Accession Number : ADA503628


Title :   Ecosystems and Climate Change. Research Priorities for the U.S. Climate Change Science Program


Corporate Author : CLIMATE CHANGE SCIENCE PROGRAM WASHINGTON DC


Personal Author(s) : Lucier, Alan ; Palmer, Margaret ; Mooney, Harold ; Nadelhoffer, Knute ; Ojima, Dennis ; Chavez, Francisco


Full Text : https://apps.dtic.mil/dtic/tr/fulltext/u2/a503628.pdf


Report Date : Jun 2006


Pagination or Media Count : 56

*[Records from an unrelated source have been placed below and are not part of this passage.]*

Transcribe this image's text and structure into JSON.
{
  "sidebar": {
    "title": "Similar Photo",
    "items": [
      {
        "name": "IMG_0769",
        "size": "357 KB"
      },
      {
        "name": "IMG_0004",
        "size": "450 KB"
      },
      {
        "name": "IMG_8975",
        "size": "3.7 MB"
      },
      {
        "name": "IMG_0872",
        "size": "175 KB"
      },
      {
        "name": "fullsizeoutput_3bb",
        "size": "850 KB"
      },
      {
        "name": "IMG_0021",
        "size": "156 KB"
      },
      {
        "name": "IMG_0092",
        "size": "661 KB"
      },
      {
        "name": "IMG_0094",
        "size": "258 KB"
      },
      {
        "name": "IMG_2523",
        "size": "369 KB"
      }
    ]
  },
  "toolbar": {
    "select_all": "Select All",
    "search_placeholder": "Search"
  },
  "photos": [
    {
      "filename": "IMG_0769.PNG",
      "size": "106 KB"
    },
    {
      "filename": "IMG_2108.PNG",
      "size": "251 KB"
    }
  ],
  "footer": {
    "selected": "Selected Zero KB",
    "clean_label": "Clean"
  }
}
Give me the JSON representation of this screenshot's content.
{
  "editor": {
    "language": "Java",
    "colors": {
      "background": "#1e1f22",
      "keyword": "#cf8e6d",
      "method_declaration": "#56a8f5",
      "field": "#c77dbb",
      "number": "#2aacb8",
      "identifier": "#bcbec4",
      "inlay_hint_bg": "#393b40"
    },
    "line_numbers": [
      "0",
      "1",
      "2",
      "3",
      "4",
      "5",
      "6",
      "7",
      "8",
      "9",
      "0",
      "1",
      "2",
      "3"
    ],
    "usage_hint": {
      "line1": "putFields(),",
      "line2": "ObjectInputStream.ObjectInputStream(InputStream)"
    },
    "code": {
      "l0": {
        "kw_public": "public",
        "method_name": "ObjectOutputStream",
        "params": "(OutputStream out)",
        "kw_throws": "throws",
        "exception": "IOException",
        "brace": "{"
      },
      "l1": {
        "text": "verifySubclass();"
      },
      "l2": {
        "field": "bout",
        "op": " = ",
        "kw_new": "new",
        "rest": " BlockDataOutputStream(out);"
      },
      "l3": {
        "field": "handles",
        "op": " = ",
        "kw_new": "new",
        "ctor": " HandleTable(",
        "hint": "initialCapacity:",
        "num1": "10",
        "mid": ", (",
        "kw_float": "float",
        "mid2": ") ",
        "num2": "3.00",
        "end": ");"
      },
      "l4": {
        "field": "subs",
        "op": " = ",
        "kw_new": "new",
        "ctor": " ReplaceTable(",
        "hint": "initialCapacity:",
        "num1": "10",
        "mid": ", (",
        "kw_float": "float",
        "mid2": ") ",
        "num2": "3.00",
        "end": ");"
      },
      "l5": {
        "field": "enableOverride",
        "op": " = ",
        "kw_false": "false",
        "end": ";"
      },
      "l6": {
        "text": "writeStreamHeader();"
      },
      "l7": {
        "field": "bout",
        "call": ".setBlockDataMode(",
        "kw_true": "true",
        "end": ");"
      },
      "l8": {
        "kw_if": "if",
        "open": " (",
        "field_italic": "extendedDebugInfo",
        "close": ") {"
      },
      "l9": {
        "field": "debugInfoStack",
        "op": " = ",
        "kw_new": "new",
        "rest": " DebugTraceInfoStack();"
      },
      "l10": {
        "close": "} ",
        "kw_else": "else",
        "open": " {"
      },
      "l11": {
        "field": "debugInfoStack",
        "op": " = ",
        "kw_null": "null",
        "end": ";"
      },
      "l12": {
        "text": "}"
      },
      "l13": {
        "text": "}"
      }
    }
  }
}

Abstract : In 2003, the Ecosystems Interagency Working Group (EIWG) of the U.S. Climate Change Science Program (CCSP) convened a small group of scientists to plan a workshop and encourage participation by leading ecologists and resource managers in the public and private sectors. The goal of the workshop was to identify critical research needs that address the complex linkages and feedbacks between climate and ecological systems. The Ecosystems and Climate Change workshop was held in 20043 in Silver Spring, MD, and was attended by over 100 participants. Here we summarize and interpret the workshop discussions and outcomes with a focus on the key research needs that were identified within each of three areas: 1. Feedbacks between ecological systems and global change 2. Consequences of global change for ecological systems 3. Sustaining and improving ecological systems in the face of global change By self-selection, workshop participants divided into three groups--one for each of the three research areas. Each group was asked to: (a) identify priority research questions related to its area; and (b) describe approaches to addressing the research questions. For each of the three groups, volunteers moderated the discussions and captured the essential points that came from the group discussions. They also contributed to the development of this document. Every attempt was made to represent the consensus views of the participants. We begin (Section 1) by providing some context for the report, then list the key research questions identified by each of the three groups (Section 2). Not surprisingly, there is considerable overlap in research priorities across the three sets of questions. Recurring priorities, such as ecosystem disturbance, timing of ecological processes, and biodiversity are discussed in Section 3. We close by discussing cross-cutting issues relevant to all of the priority research topics (Section 4) and by identifying several ecosystem types.


Descriptors :   *ECOSYSTEMS , *RESOURCE MANAGEMENT , *CLIMATE , *NATURAL RESOURCES , ECOLOGY , RESEARCH MANAGEMENT , FEEDBACK , WORKSHOPS , GLOBAL


Subject Categories : Meteorology
      Ecology


Distribution Statement : APPROVED FOR PUBLIC RELEASE